Admiral Nagumo, informed of the American fleet by a scout plane, had ordered his aircraft, just back from Midway, rearmed. So when the American bombs fell, the Japanese carrier decks were filled with aircraft, bombs, torpedoes and fuel. Three of the four IJN carriers were destroyed in minutes. The fourth would be picked off in a later raid.

Within minutes, thanks to the sacrifice and courage of a few brave airmen, the tide of the war in the Pacific had changed. There was still a long road ahead; but the seemingly unstoppable onslaught of the IJN had been stopped. Worse than the loss of 4 carriers was the loss of hundreds of Japans finest aviators.

The Americans would lose the Yorktown, but the Japanese were devastated.
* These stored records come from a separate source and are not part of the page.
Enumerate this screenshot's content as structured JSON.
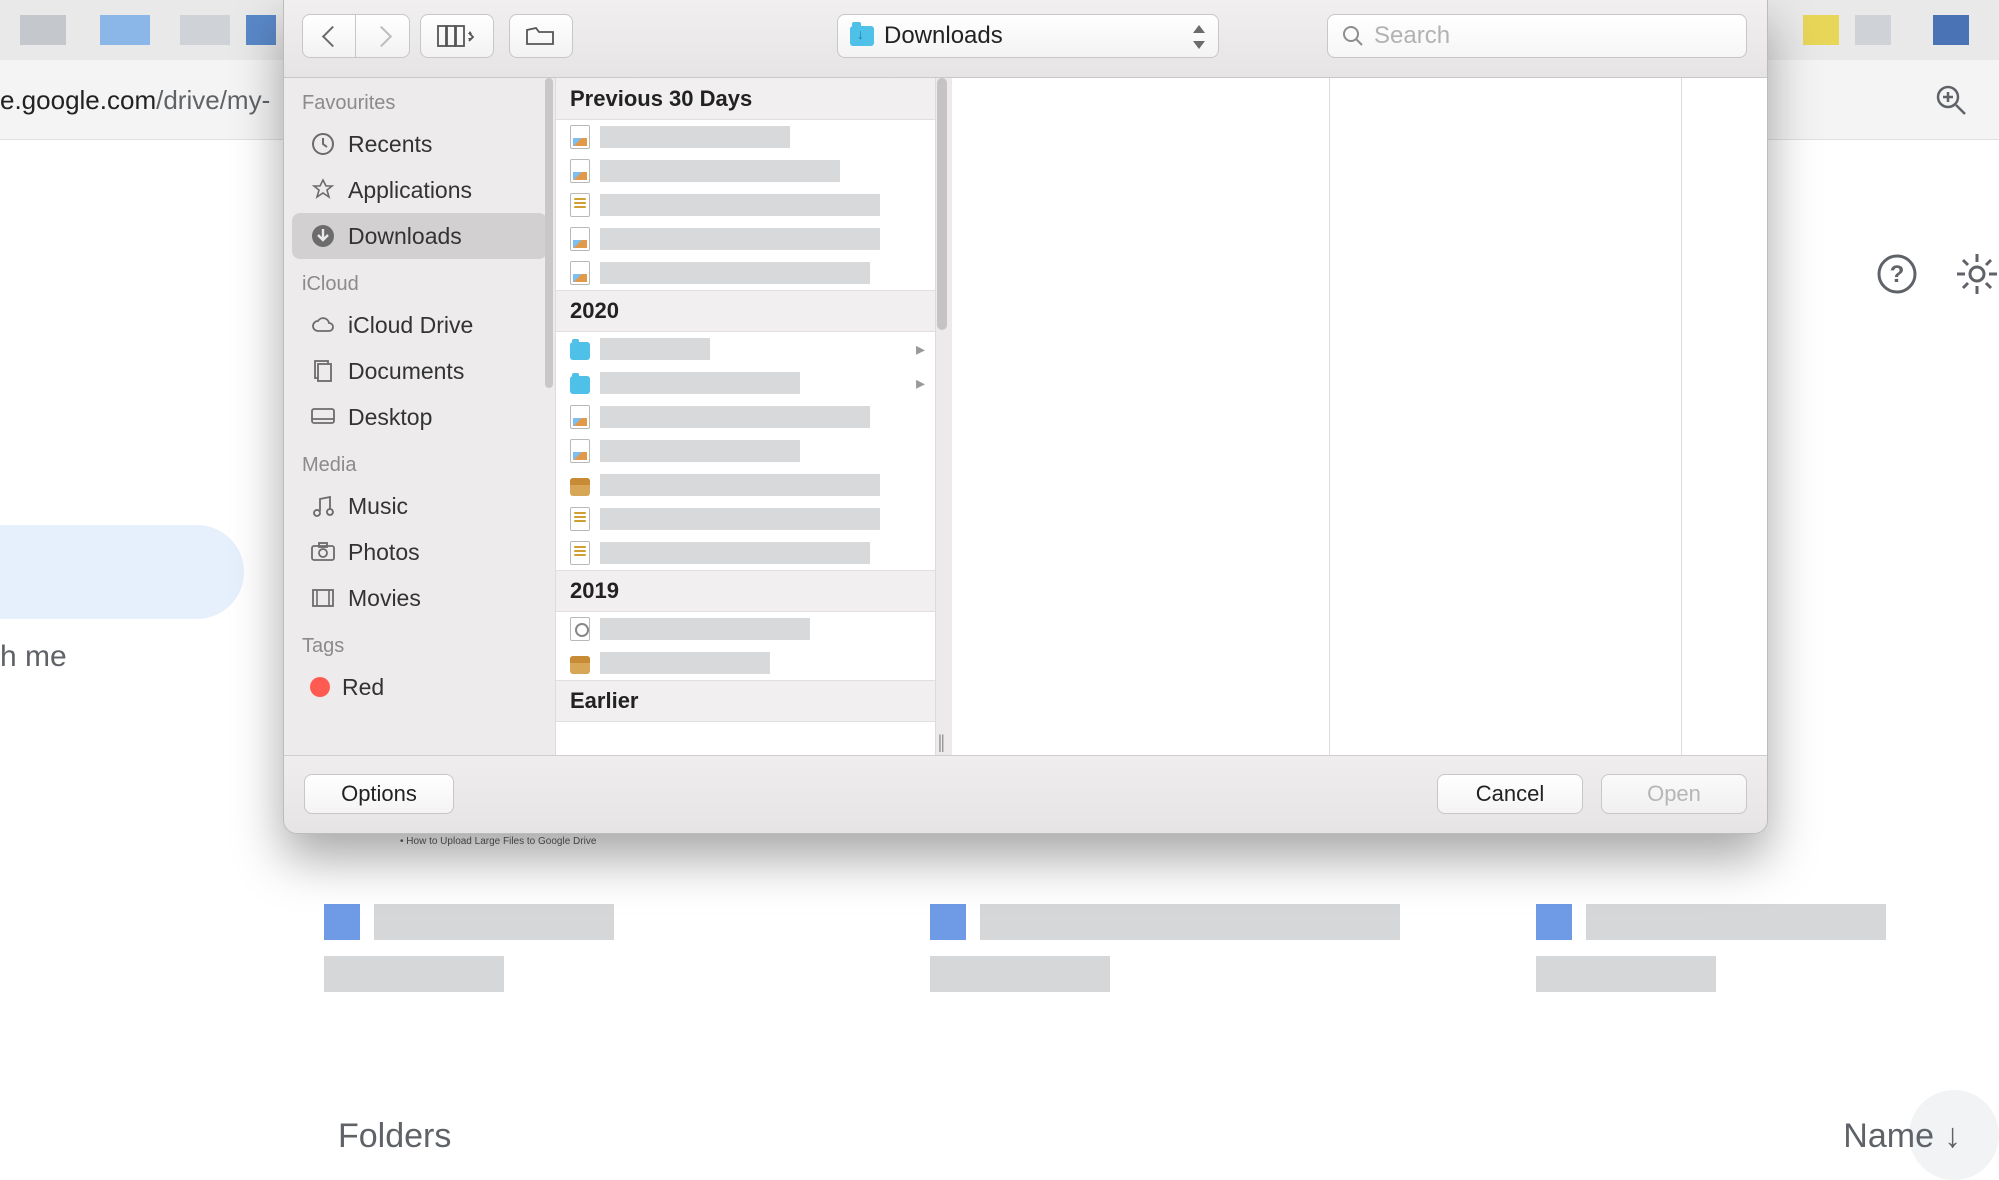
{
  "browser": {
    "url_prefix": "e.google.com",
    "url_rest": "/drive/my-"
  },
  "drive": {
    "left_truncated": "h me",
    "folders_label": "Folders",
    "name_label": "Name"
  },
  "toolbar": {
    "path_label": "Downloads",
    "search_placeholder": "Search"
  },
  "sidebar": {
    "sections": [
      {
        "title": "Favourites",
        "items": [
          {
            "key": "recents",
            "label": "Recents"
          },
          {
            "key": "applications",
            "label": "Applications"
          },
          {
            "key": "downloads",
            "label": "Downloads",
            "selected": true
          }
        ]
      },
      {
        "title": "iCloud",
        "items": [
          {
            "key": "icloud-drive",
            "label": "iCloud Drive"
          },
          {
            "key": "documents",
            "label": "Documents"
          },
          {
            "key": "desktop",
            "label": "Desktop"
          }
        ]
      },
      {
        "title": "Media",
        "items": [
          {
            "key": "music",
            "label": "Music"
          },
          {
            "key": "photos",
            "label": "Photos"
          },
          {
            "key": "movies",
            "label": "Movies"
          }
        ]
      },
      {
        "title": "Tags",
        "items": [
          {
            "key": "red",
            "label": "Red",
            "color": "#ff5b52"
          }
        ]
      }
    ]
  },
  "list": {
    "groups": [
      {
        "title": "Previous 30 Days",
        "rows": [
          {
            "type": "img"
          },
          {
            "type": "img"
          },
          {
            "type": "txt"
          },
          {
            "type": "img"
          },
          {
            "type": "img"
          }
        ]
      },
      {
        "title": "2020",
        "rows": [
          {
            "type": "fold",
            "expandable": true
          },
          {
            "type": "fold",
            "expandable": true
          },
          {
            "type": "img"
          },
          {
            "type": "img"
          },
          {
            "type": "pkg"
          },
          {
            "type": "txt"
          },
          {
            "type": "txt"
          }
        ]
      },
      {
        "title": "2019",
        "rows": [
          {
            "type": "dmg"
          },
          {
            "type": "pkg"
          }
        ]
      },
      {
        "title": "Earlier",
        "rows": []
      }
    ]
  },
  "footer": {
    "options": "Options",
    "cancel": "Cancel",
    "open": "Open"
  },
  "background_text": {
    "tip": "How to Upload Large Files to Google Drive"
  }
}
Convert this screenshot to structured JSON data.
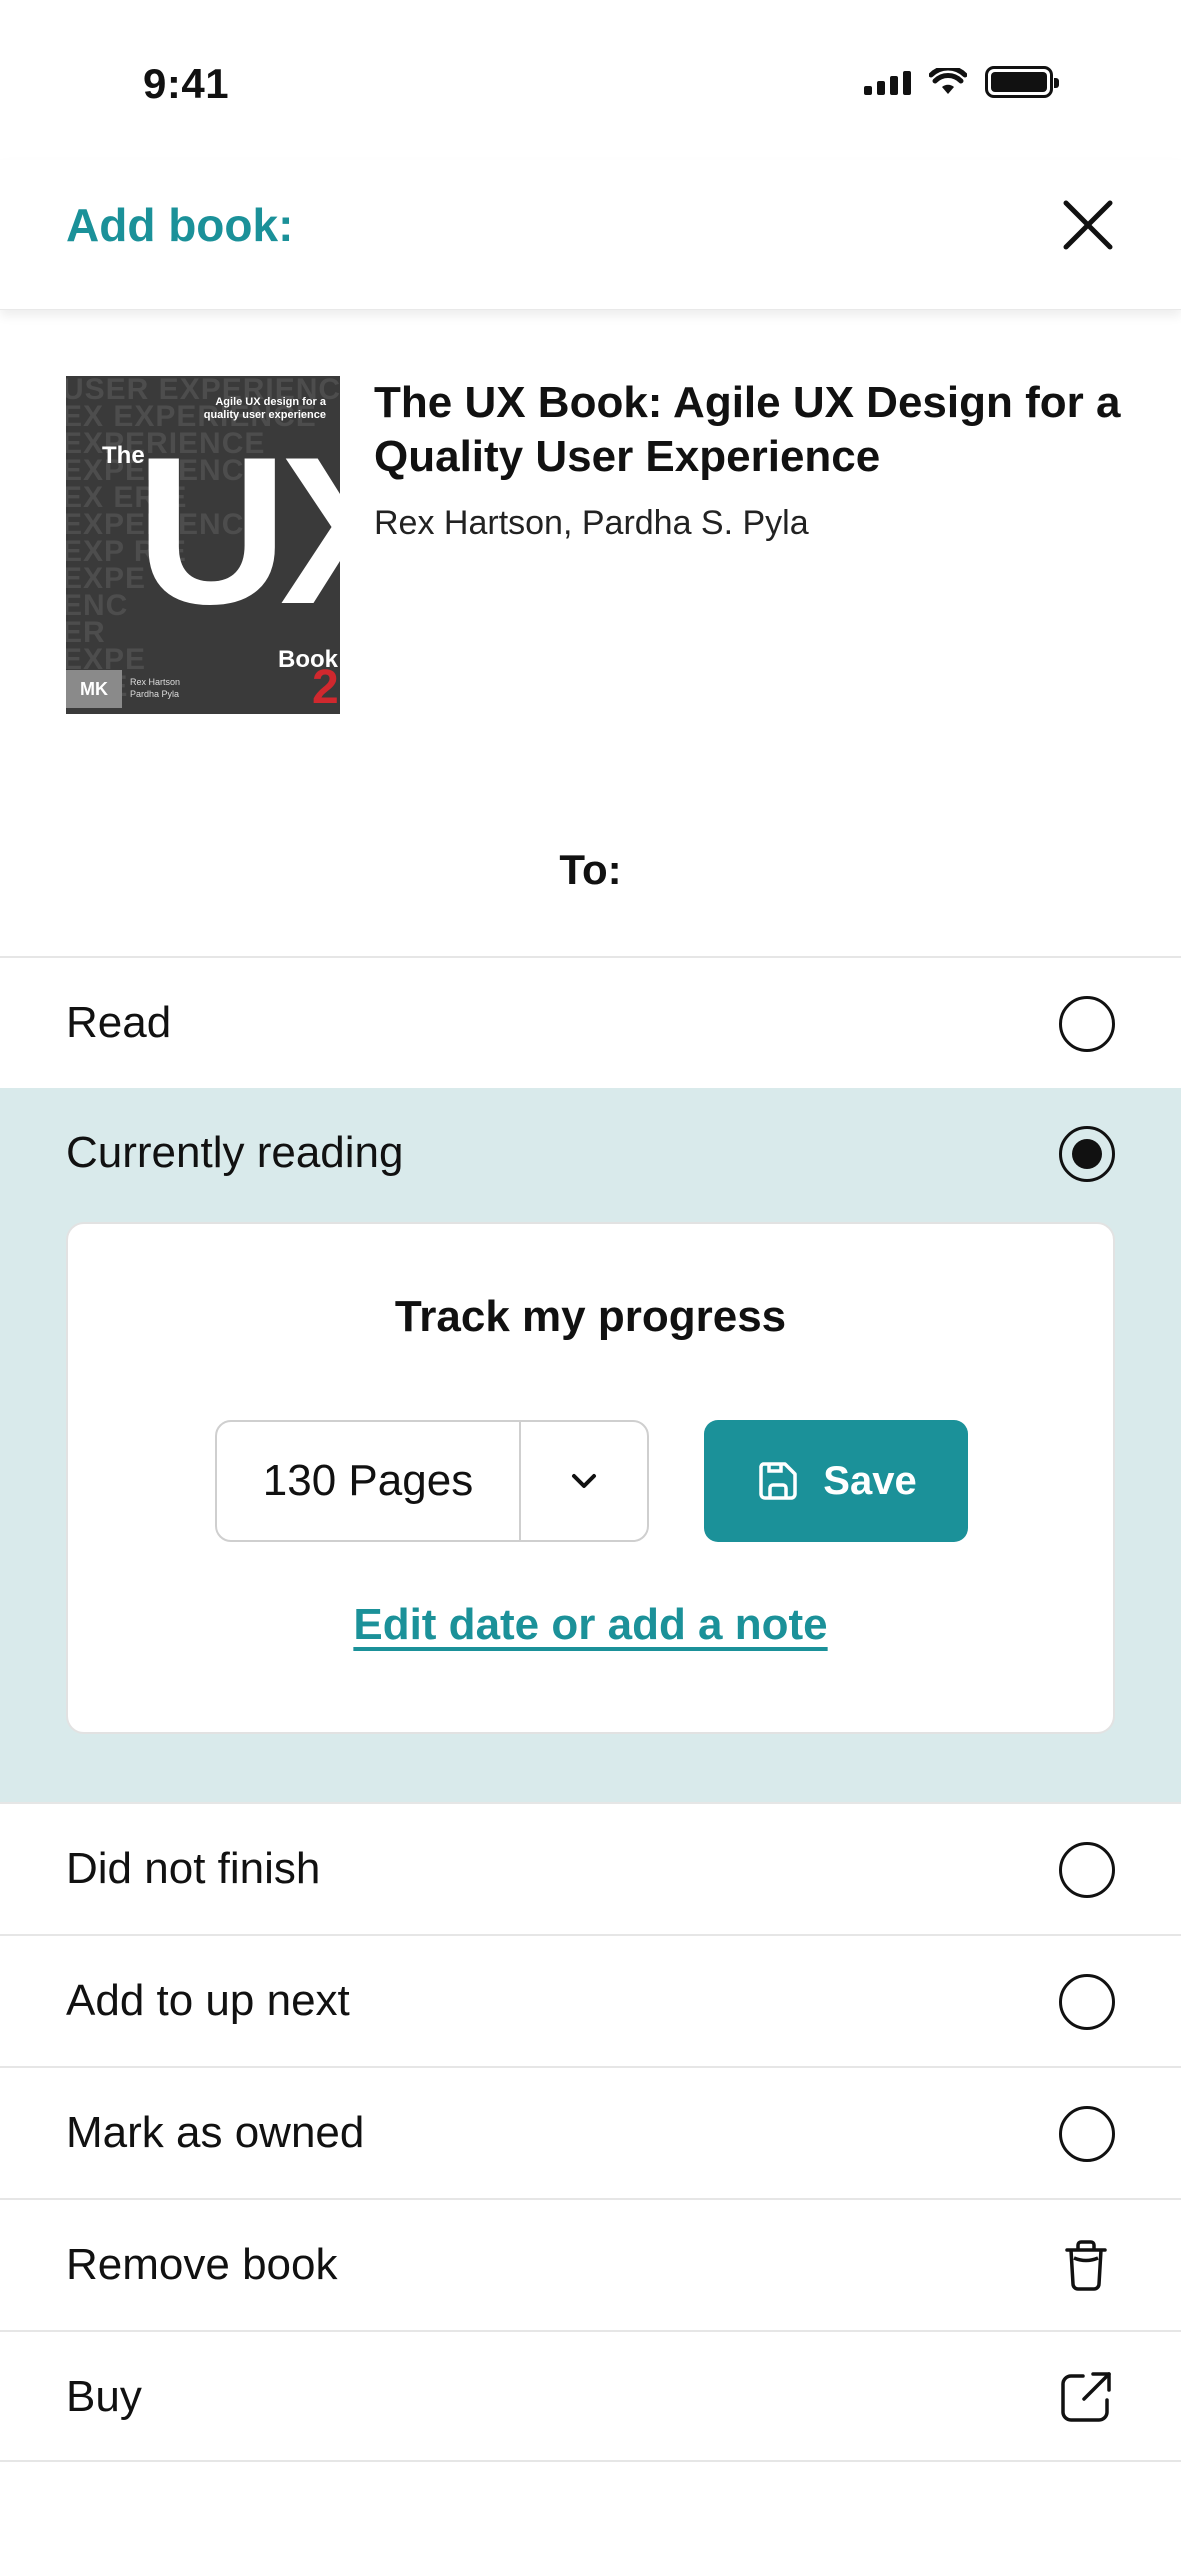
{
  "status_bar": {
    "time": "9:41"
  },
  "header": {
    "title": "Add book:"
  },
  "book": {
    "title": "The UX Book: Agile UX Design for a Quality User Experience",
    "authors": "Rex Hartson, Pardha S. Pyla"
  },
  "to_label": "To:",
  "options": {
    "read": {
      "label": "Read",
      "selected": false
    },
    "currently_reading": {
      "label": "Currently reading",
      "selected": true
    },
    "did_not_finish": {
      "label": "Did not finish",
      "selected": false
    },
    "add_to_up_next": {
      "label": "Add to up next",
      "selected": false
    },
    "mark_as_owned": {
      "label": "Mark as owned",
      "selected": false
    },
    "remove_book": {
      "label": "Remove book",
      "icon": "trash-icon"
    },
    "buy": {
      "label": "Buy",
      "icon": "external-link-icon"
    }
  },
  "progress": {
    "title": "Track my progress",
    "pages_value": "130 Pages",
    "save_label": "Save",
    "edit_link": "Edit date or add a note"
  },
  "colors": {
    "accent": "#1b9199",
    "selected_section_bg": "#d9eaeb"
  }
}
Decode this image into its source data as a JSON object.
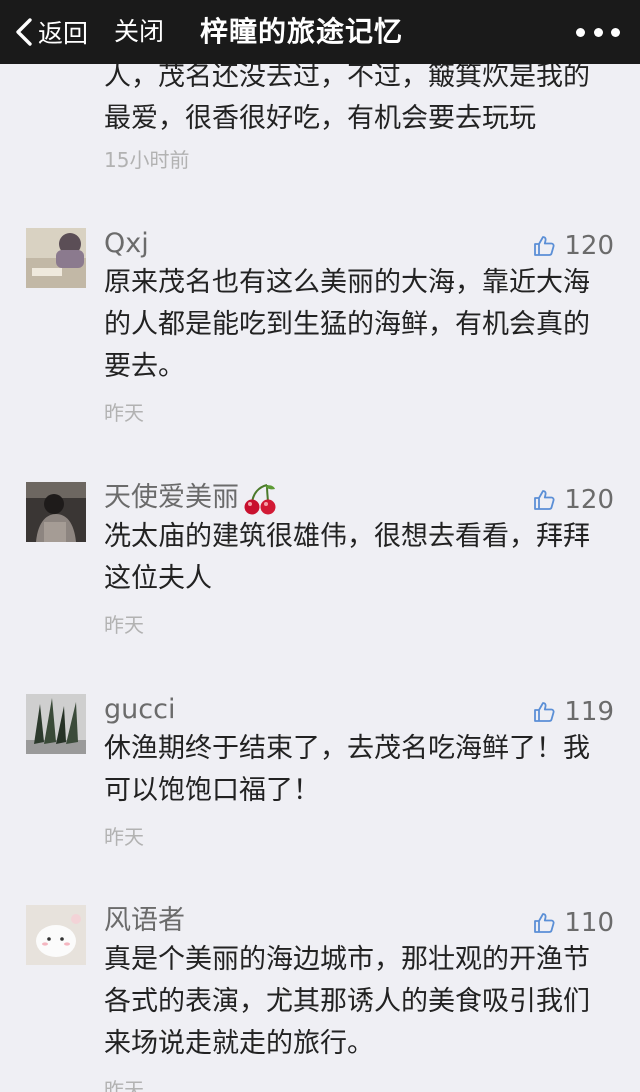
{
  "navbar": {
    "back_label": "返回",
    "close_label": "关闭",
    "title": "梓瞳的旅途记忆"
  },
  "comments": [
    {
      "text": "人，茂名还没去过，不过，簸箕炊是我的最爱，很香很好吃，有机会要去玩玩",
      "time": "15小时前"
    },
    {
      "name": "Qxj",
      "likes": "120",
      "text": "原来茂名也有这么美丽的大海，靠近大海的人都是能吃到生猛的海鲜，有机会真的要去。",
      "time": "昨天"
    },
    {
      "name": "天使爱美丽",
      "name_emoji": "cherry-icon",
      "likes": "120",
      "text": "冼太庙的建筑很雄伟，很想去看看，拜拜这位夫人",
      "time": "昨天"
    },
    {
      "name": "gucci",
      "likes": "119",
      "text": "休渔期终于结束了，去茂名吃海鲜了！我可以饱饱口福了！",
      "time": "昨天"
    },
    {
      "name": "风语者",
      "likes": "110",
      "text": "真是个美丽的海边城市，那壮观的开渔节各式的表演，尤其那诱人的美食吸引我们来场说走就走的旅行。",
      "time": "昨天"
    }
  ],
  "icons": {
    "back": "chevron-left-icon",
    "more": "more-dots-icon",
    "like": "thumbs-up-icon"
  },
  "colors": {
    "navbar_bg": "#1a1a1a",
    "page_bg": "#efeff4",
    "like_icon": "#5b8fd6",
    "muted_text": "#b2b2b2"
  }
}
Admiral Yamamoto had told his contemporaries that they had a year before the tide of the war turned against them due to American industries. The American sailors and airmen at Midway cut that time in half.

The End of an Era – The Age of Sail was Over

Today in History, March 9, 1862:

The Battle of Hampton Roads.

Few are able to be part of a truly history changing event.

When the Civil War began, the Union abandoned the Naval Base at Norfolk, Virginia, burning everything they could in retreat.

The Confederacy took the base, and raised the sunken Union USS Merrimack. They then rebuilt her into the ironclad CSS Virginia.

The Union Navy placed an embargo on all Southern ports, including the entrance to the Southern capitol of Richmond. The South attempted to break this embargo with their new ironclad ship, sinking two Union wooden “ships of the line” in the process.

The Virginia returned to base for the night, then returned to finish off the last major embargo ship on 9 March, 1862.

She was confronted by the Union version of the ironclad…the USS Monitor. The two new iron ships battered away at each other for over three hours without seriously damaging each other, and then withdrew.

The Virginia would be scuttled at her base as the Union advanced…the Monitor would be lost at sea.

But more importantly….navies worldwide…Britain, France, Spain, the Far East, watched and realized that their wooden navies had suddenly become obsolete.

“Uncommon Valor was a Common Virtue”

Today in History, February 23, 1945:

After a hard fought battle, the US Marines reach the top of Mount Suribachi on Iwo Jima.

5 Marines and 1 US Navy Corpsman raised the US flag at the peak, and photographer Joe Rosenthal caught it on camera.

3 of the flag raisers would be dead before the Battle for Iwo Jima was won. After many deaths and the earning of 27 Medals of Honor (half posthumous), the tiny island was deemed “secure” on March 16. Then B29 Superfortress bombers and long range fighters could use the airstrip in the bombing of Japan.

The photo became famous, and inspired the US Marine Memorial at Arlington National Cemetery.

The first flag was considered too small, and a second larger flag, scrounged up from one of the landing ships, was raised to replace it.

Admiral Chester Nimitz described the battle as one “where uncommon valor was a common virtue.”

“The American People, in Their Righteous Might, Will Win Through to Absolute Victory…”

Today in History, December 8, 1941:

As the Japanese continued their invasion of the Philippines, Malaysia, Hong Kong and other Allied interests in the Pacific, President Franklin Roosevelt gives his famous “Day of Infamy” speech asking Congress to declare that a state of war had existed since the bombs began to fall on Pearl Harbor the day before.